Our ascent from Cabanelles was 18.8km long, but with the first 9km very shallow, it was only the second half where the gradient began to bite. The final three kilometres at 9-10 per cent didn’t half make themselves known, though.
The third ‘must do’ ride is that of the coast road. I wasn’t too convinced on this one, since we’d already taken a day to drive to the sea – but having heard from several sources that it would be sacrilege to leave this section of tarmac unexplored, we made it our final mission.
The opening miles carried us along flat, narrow farm lanes, eventually joining the wide roads which cut through the mountain preservation area of Massis de Les Cadiretes. From there the road settled into an uphill rhythm that finally gave way to a descent and then the rolling coastal road and its sea side views.
The sea behind us it was back through green valleys, then on to the farm tracks and a return to Girona with plenty of short uphill punches en route to make up for the long flat stretches.
The coastal ride was the only one where we found we passed another group of riders going the same way, and thus the only time we had to make that awkward negotiation of passing a larger peloton and hoping not to acquire a string of follow-on ducklings.
Aside from two who sprang from the group to race us up a short climb (before returning to the safety of their fold), they let us continue in peace after a friendly ‘Ola’ – a refreshing experience when compared with some Mallorcan battles with fellow tourists, that never needed to become battles.
It would be incredibly difficult to go hungry in Girona. Indeed, more than once I pondered how so many eateries could survive in one small, concentrated area.
We sampled everything from tapas to Paella, to Italian and Mexican but had we stayed for longer may have also dipped into Sushi, French galettes and everything in between. Since competition is rife, overpricing is not.
It would be hard to pinpoint a gastronomic highlight. But if pushed then perhaps I’d have to draw attention to the Rocambolesc Gelateria – where you’ll find ice cream and frozen yoghurt with an array toppings, but more famous are the novelty popsicles that make for endless selfie fun.

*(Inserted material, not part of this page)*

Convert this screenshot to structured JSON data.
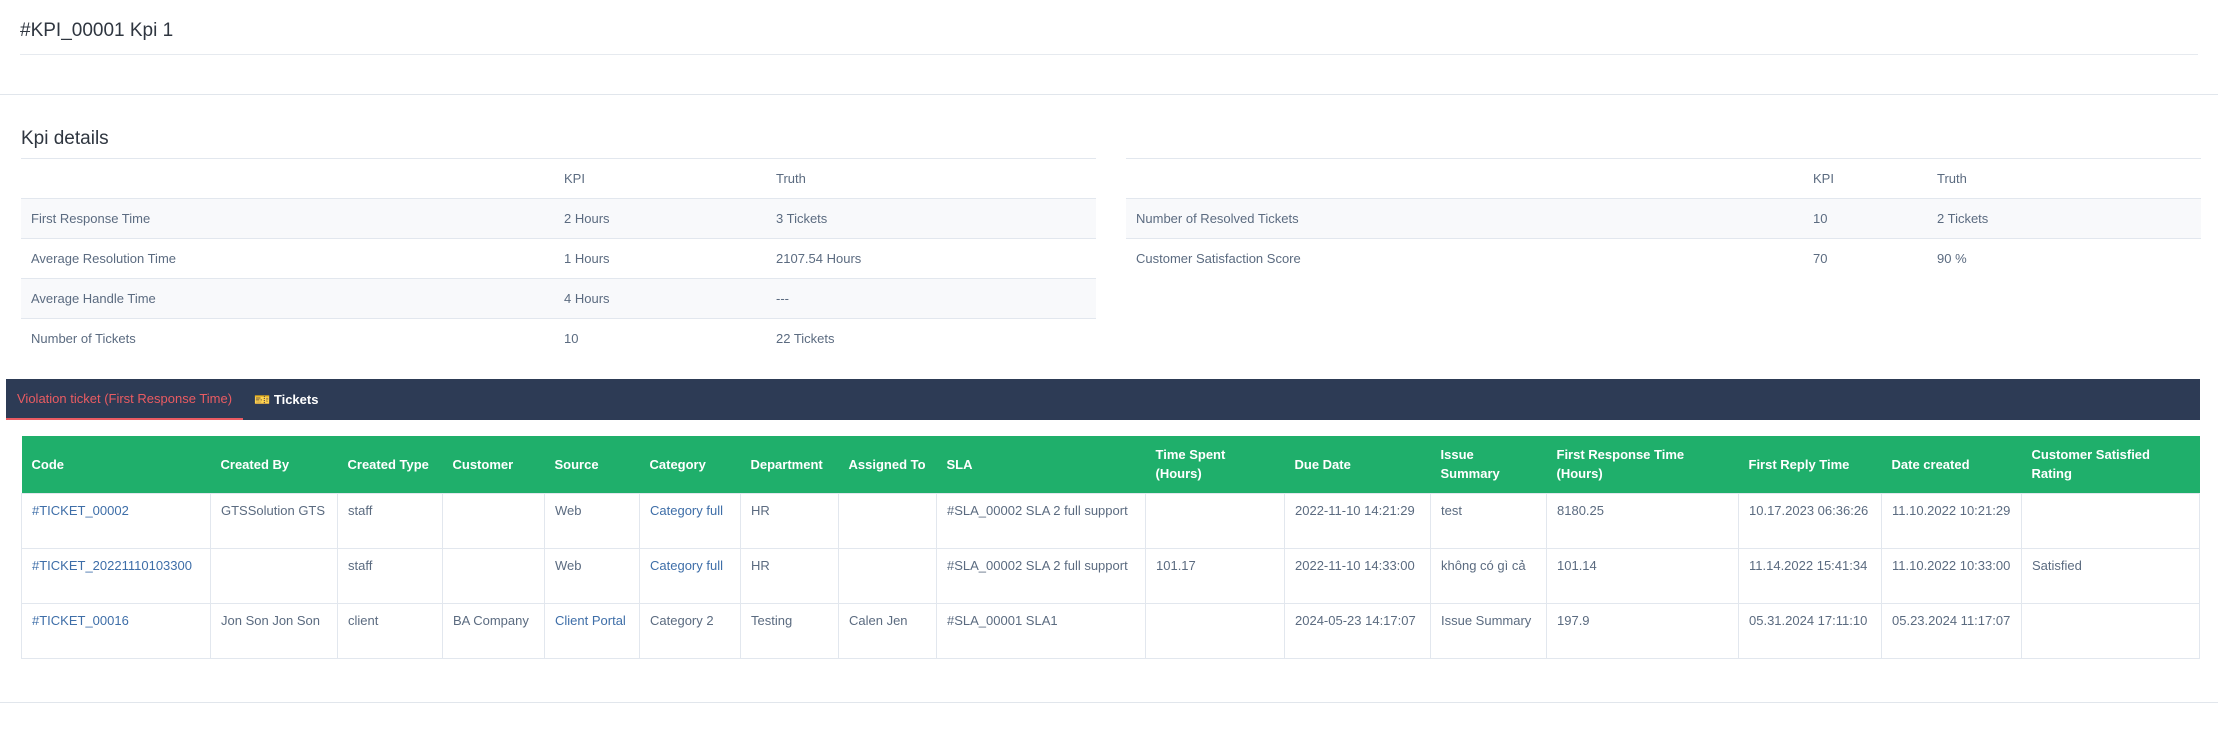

Aside from its culinary excellence, Girona’s city streets themselves are an attraction. An amble along the wall is a must as is a look at the gardens surrounding the Cathedral. Following recent unrest, Catalonian flags and symbols of independence and liberation adorn the bridges and central square.
Venturing from the confines of the city, there’s the Dalí Theatre-Museum in the home town of Salvador himself, Figueres. It’s less than an hour from Girona and part of a complex of Dali attractions including his own home.

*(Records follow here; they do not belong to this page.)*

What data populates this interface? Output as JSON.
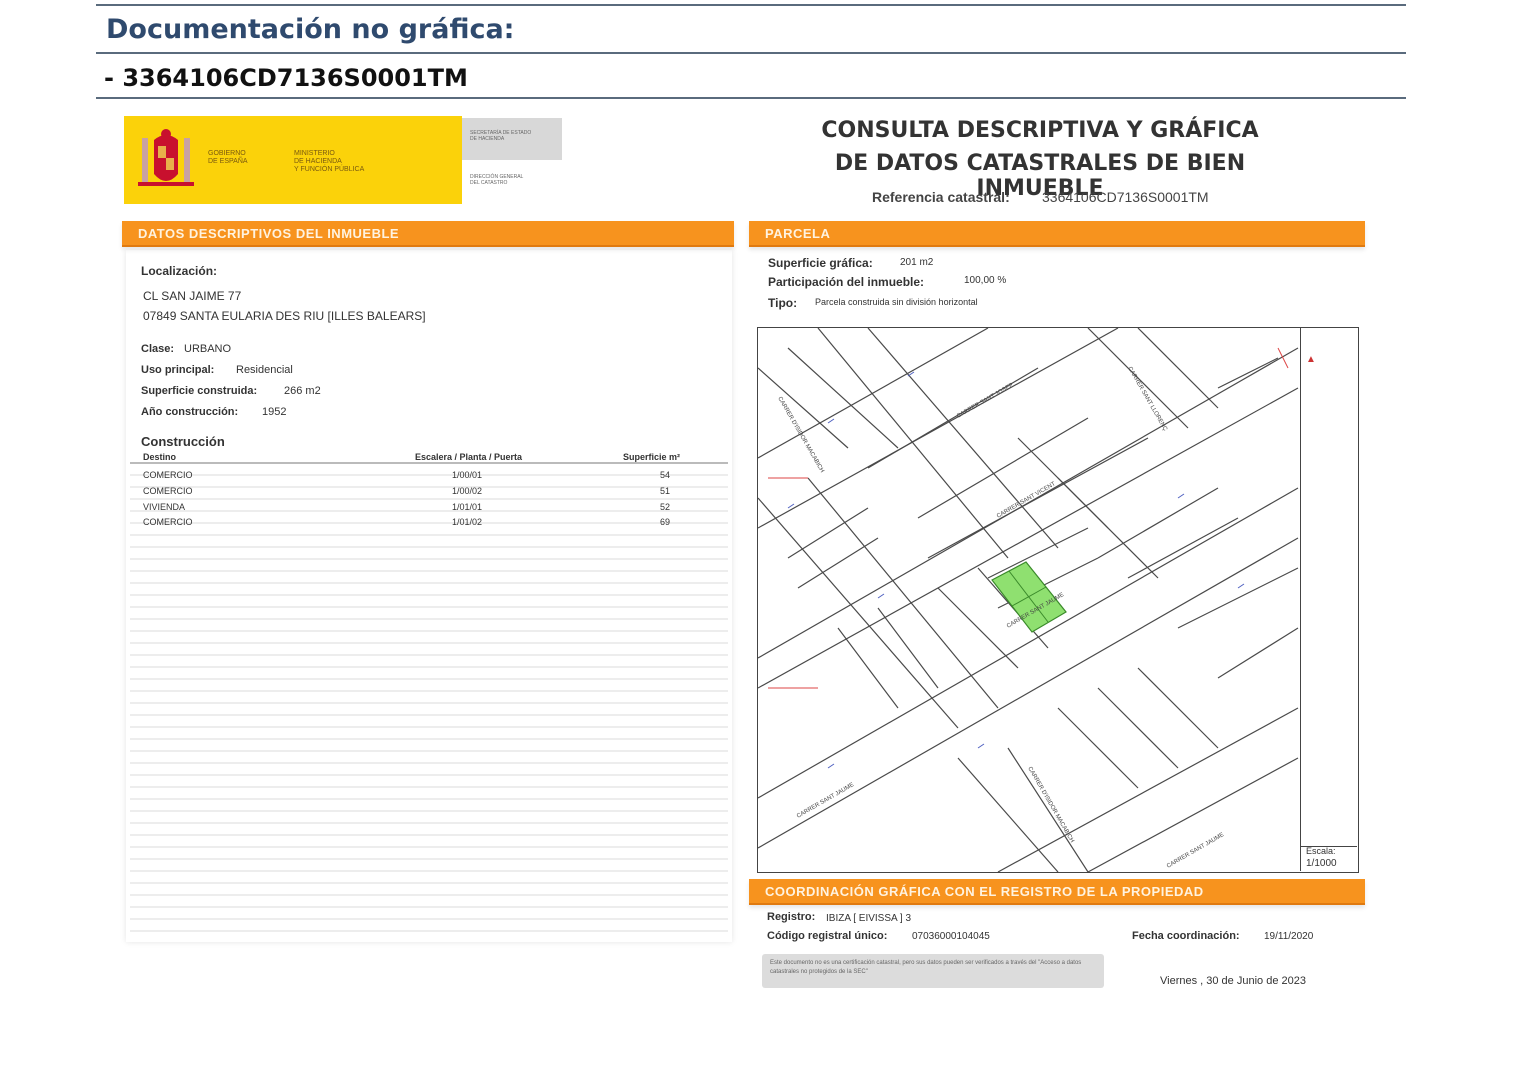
{
  "header": {
    "title": "Documentación no gráfica:",
    "reference_line": "- 3364106CD7136S0001TM"
  },
  "logo": {
    "gov_line1": "GOBIERNO",
    "gov_line2": "DE ESPAÑA",
    "ministry_line1": "MINISTERIO",
    "ministry_line2": "DE HACIENDA",
    "ministry_line3": "Y FUNCIÓN PÚBLICA",
    "sec_line1": "SECRETARÍA DE ESTADO",
    "sec_line2": "DE HACIENDA",
    "dir_line1": "DIRECCIÓN GENERAL",
    "dir_line2": "DEL CATASTRO",
    "colors": {
      "yellow": "#fbd20a",
      "red": "#c8102e"
    }
  },
  "doc": {
    "title_line1": "CONSULTA DESCRIPTIVA Y GRÁFICA",
    "title_line2": "DE DATOS CATASTRALES DE BIEN INMUEBLE",
    "ref_label": "Referencia catastral:",
    "ref_value": "3364106CD7136S0001TM",
    "accent_color": "#f7931e"
  },
  "descriptivos": {
    "section_title": "DATOS DESCRIPTIVOS DEL INMUEBLE",
    "localizacion_label": "Localización:",
    "address_line1": "CL SAN JAIME 77",
    "address_line2": "07849 SANTA EULARIA DES RIU [ILLES BALEARS]",
    "clase_label": "Clase:",
    "clase_value": "URBANO",
    "uso_label": "Uso principal:",
    "uso_value": "Residencial",
    "superficie_label": "Superficie construida:",
    "superficie_value": "266 m2",
    "anio_label": "Año construcción:",
    "anio_value": "1952",
    "construccion_label": "Construcción",
    "table": {
      "headers": [
        "Destino",
        "Escalera / Planta / Puerta",
        "Superficie m²"
      ],
      "rows": [
        [
          "COMERCIO",
          "1/00/01",
          "54"
        ],
        [
          "COMERCIO",
          "1/00/02",
          "51"
        ],
        [
          "VIVIENDA",
          "1/01/01",
          "52"
        ],
        [
          "COMERCIO",
          "1/01/02",
          "69"
        ]
      ]
    }
  },
  "parcela": {
    "section_title": "PARCELA",
    "superficie_label": "Superficie gráfica:",
    "superficie_value": "201 m2",
    "participacion_label": "Participación del inmueble:",
    "participacion_value": "100,00 %",
    "tipo_label": "Tipo:",
    "tipo_value": "Parcela construida sin división horizontal",
    "map": {
      "scale_label": "Escala:",
      "scale_value": "1/1000",
      "streets": [
        "CARRER SANT JAUME",
        "CARRER SANT JAUME",
        "CARRER SANT JAUME",
        "CARRER SANT VICENT",
        "CARRER SANT JOSEP",
        "CARRER D'ISIDOR MACABICH",
        "CARRER D'ISIDOR MACABICH",
        "CARRER SANT LLORENÇ"
      ],
      "parcel_color": "#8fe070"
    }
  },
  "coordinacion": {
    "section_title": "COORDINACIÓN GRÁFICA CON EL REGISTRO DE LA PROPIEDAD",
    "registro_label": "Registro:",
    "registro_value": "IBIZA [ EIVISSA ] 3",
    "codigo_label": "Código registral único:",
    "codigo_value": "07036000104045",
    "fecha_label": "Fecha coordinación:",
    "fecha_value": "19/11/2020",
    "notice": "Este documento no es una certificación catastral, pero sus datos pueden ser verificados a través del \"Acceso a datos catastrales no protegidos de la SEC\"",
    "date": "Viernes , 30 de Junio de 2023"
  }
}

There’s a statue of the artist on the sea front at Cadaqués, where you’ll find excellent tapas – we opted for the Chiringuito Maritim Bar for calamari and Estrella.
So many cycling holidays start innocently, masquerading as vacations but quickly descending into leg massacring training camps with little space for anything outside of pedalling up mountains, resting, and pedalling again. But Girona is a city that just doesn’t seem to allow for that.
There’s so much else to see and do, it would simply be a travesty to use up every morsel of energy on the bike. And so we got some good miles in, but also made time to eat, drink, explore and be merry. Thus we returned feeling fit, but rested, and like we’d really seen a new part of the world – not just the spinning hub of the rider in front amid endless shades of grey.